A GRIEVING Pershore mum has thanked the local community after a memorial for her son was given the green light.
Lucy Marshall expressed her thanks after caring members of Pershore Town Council donated logs from the Broad Street trees in a bid to create a bench in memory of her son Sean Stevens.
The 17-year-old tragically passed away hours after he was rescued from the Bilford Top Lock on the Worcestershire and Birmingham Canal on March 31.
And although the trees aren’t suitable for a memorial bench as was initially called for, Wychavon council chiefs are looking into the possibility of a memorial to Sean made out of the trees.

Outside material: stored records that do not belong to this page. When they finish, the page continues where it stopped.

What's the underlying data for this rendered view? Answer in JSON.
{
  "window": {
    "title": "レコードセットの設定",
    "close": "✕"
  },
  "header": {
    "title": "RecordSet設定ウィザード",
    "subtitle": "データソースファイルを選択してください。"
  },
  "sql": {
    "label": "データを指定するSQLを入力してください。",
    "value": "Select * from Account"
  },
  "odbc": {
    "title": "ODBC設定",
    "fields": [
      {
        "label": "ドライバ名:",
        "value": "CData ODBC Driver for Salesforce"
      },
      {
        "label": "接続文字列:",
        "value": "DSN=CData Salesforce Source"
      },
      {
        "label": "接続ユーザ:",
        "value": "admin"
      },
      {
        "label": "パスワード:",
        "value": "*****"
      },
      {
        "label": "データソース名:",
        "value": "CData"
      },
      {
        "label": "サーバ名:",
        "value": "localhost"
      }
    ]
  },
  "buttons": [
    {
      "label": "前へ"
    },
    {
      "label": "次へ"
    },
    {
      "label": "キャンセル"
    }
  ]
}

Ms Marshall thanked both Pershore Town Council and Wychavon District Council for their efforts.
“The trees are not suitable for a hard wearing bench hence a standard memorial bench is being placed in my son’s memory,” she said.
“The five plane trees donated by the Town Council are being used as a memorial for Sean, for his younger brother to remember him by.
“We as a family only asked the trees be used as something for my late son.
“I would like to thank each and everyone who has supported the trees, supported my late son, supported my younger son, myself and the cause of my wishes,” she added.
Pershore Town Council unanimously backed plans to use the trunks of the felled Broad Street at a full council meeting last Thursday (April 14).
Coun Charles Tucker said: “It is right that we should be able to use the trunks of the trees in a way which helps to benefit the town and to benefit people in the town.
“When I heard about this proposal I immediately gave it my support,” he added.
Phil Merrick, Joint Head of Economy and Communities at Wychavon District Council expressed the council’s condolences and sympathies to Sean’s family.
“We are working with his family and the local community to find a fitting and timely tribute to Sean, who we are told loved Abbey Park,” he said.
“We will support them to provide a new bench in the park dedicated to Sean. This will be positioned by the skate park which he enjoyed using.”
“Sadly the timber from London Plane trees is unsuitable for outdoor use as it would rot quickly.
“It would be very sad to erect something in Sean’s memory and for it to become unattractive and unusable within a short time.
“However, it is possible that some small scale carvings could potentially be made out of the wood and we’re looking into this on behalf of the family,” he added.